Marshall Eakin is the Chair of the Department of History at Vanderbilt University. He is a historian of Latin America specializing in the history of Brazil. Although his work spans all of Brazilian history, his major publications have concentrated on the processes of nationalism and nation-building, economic and business history, and industrialization—primarily in the twentieth century. The recipient of two Fulbright-Hayes fellowships and grants from the Tinker Foundation, the National Endowment for the Humanities, the British Library, the Tennessee Humanities Council, and the Corporation for National Service, Eakin has been the recipient of numerous teaching and advising awards since he first began teaching at Vanderbilt in 1983.
Thomas Schwartz is a Professor of History at Vanderbilt University. He is a historian of the foreign relations of the United States, with related interests in Modern European history and the history of international relations. He is the author of America’s Germany: John J. McCloy and the Federal Republic of Germany (Harvard, 1991), which was translated into German, Die Atlantik Brücke (Ullstein, 1992). This book received the Stuart Bernath Book Prize of the Society of American Foreign Relations, and the Harry S. Truman Book Award, given by the Truman Presidential Library. Dr. Schwartz has served as President of the Society of Historians of American Foreign Relations. He served on the United States Department of State’s Historical Advisory Committee as the representative of the Organization of American Historians from 2005-2008.

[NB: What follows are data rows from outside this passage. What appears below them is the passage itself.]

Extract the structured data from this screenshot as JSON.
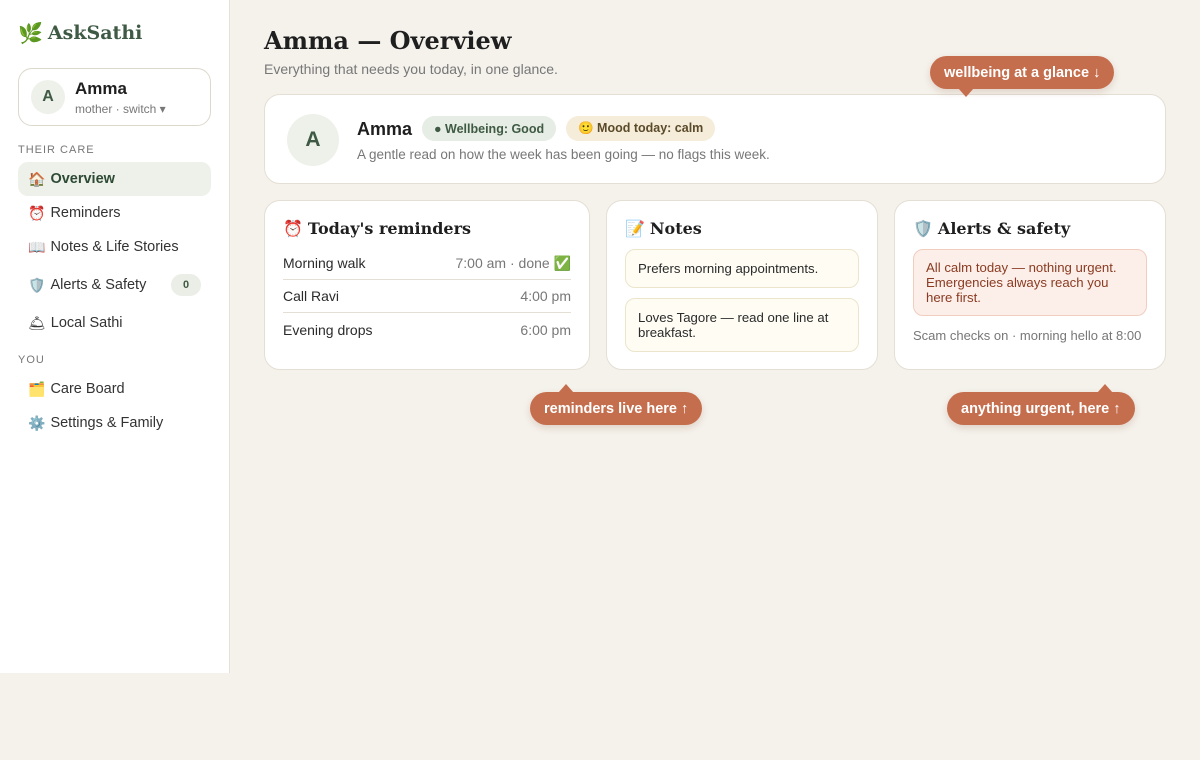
{
  "brand": {
    "name": "AskSathi",
    "icon": "leaf-icon"
  },
  "profile": {
    "initial": "A",
    "name": "Amma",
    "subtitle": "mother · switch ▾"
  },
  "sidebar": {
    "section_care": "THEIR CARE",
    "section_you": "YOU",
    "items": [
      {
        "icon": "🏠",
        "icon_name": "home-icon",
        "label": "Overview",
        "active": true
      },
      {
        "icon": "⏰",
        "icon_name": "alarm-clock-icon",
        "label": "Reminders"
      },
      {
        "icon": "📖",
        "icon_name": "book-icon",
        "label": "Notes & Life Stories"
      },
      {
        "icon": "🛡️",
        "icon_name": "shield-icon",
        "label": "Alerts & Safety",
        "badge": "0"
      },
      {
        "icon": "🛎",
        "icon_name": "bell-icon",
        "label": "Local Sathi"
      },
      {
        "icon": "🗂️",
        "icon_name": "folder-icon",
        "label": "Care Board"
      },
      {
        "icon": "⚙️",
        "icon_name": "gear-icon",
        "label": "Settings & Family"
      }
    ]
  },
  "header": {
    "title": "Amma — Overview",
    "subtitle": "Everything that needs you today, in one glance."
  },
  "hero": {
    "initial": "A",
    "name": "Amma",
    "wellbeing": "● Wellbeing: Good",
    "mood": "🙂 Mood today: calm",
    "description": "A gentle read on how the week has been going — no flags this week."
  },
  "reminders": {
    "title": "Today's reminders",
    "icon": "⏰",
    "items": [
      {
        "label": "Morning walk",
        "time": "7:00 am · done ✅"
      },
      {
        "label": "Call Ravi",
        "time": "4:00 pm"
      },
      {
        "label": "Evening drops",
        "time": "6:00 pm"
      }
    ]
  },
  "notes": {
    "title": "Notes",
    "icon": "📝",
    "items": [
      "Prefers morning appointments.",
      "Loves Tagore — read one line at breakfast."
    ]
  },
  "alerts": {
    "title": "Alerts & safety",
    "icon": "🛡️",
    "message": "All calm today — nothing urgent. Emergencies always reach you here first.",
    "footer": "Scam checks on · morning hello at 8:00"
  },
  "tooltips": {
    "glance": "wellbeing at a glance ↓",
    "reminders": "reminders live here ↑",
    "urgent": "anything urgent, here ↑"
  },
  "colors": {
    "brand": "#3f5a44",
    "accent": "#c56e4e",
    "background": "#f5f2ec"
  }
}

Lauren Clay is an Associate Professor of History and serves as the Director of Undergraduate Studies for History at Vanderbilt University. She is a historian of Old Regime and revolutionary France and its empire, with particular interests in urban cultural and civic life and the emergence of a commercially oriented society. Her book Stagestruck: The Business of Theater in Eighteenth-Century France and Its Colonies (Cornell University Press, 2013) examines the establishment of professional public theaters in cities throughout France and the French empire during the pre-revolutionary era. Stagestruck was awarded Honorable Mention for the 2014 Barnard Hewitt Award for Outstanding Research in Theatre History, given by the American Society for Theatre Research and was a named finalist for the 2013 George Freedley Memorial Award, for exceptional scholarship examining live theatre or performance, awarded by the Theatre Library Association.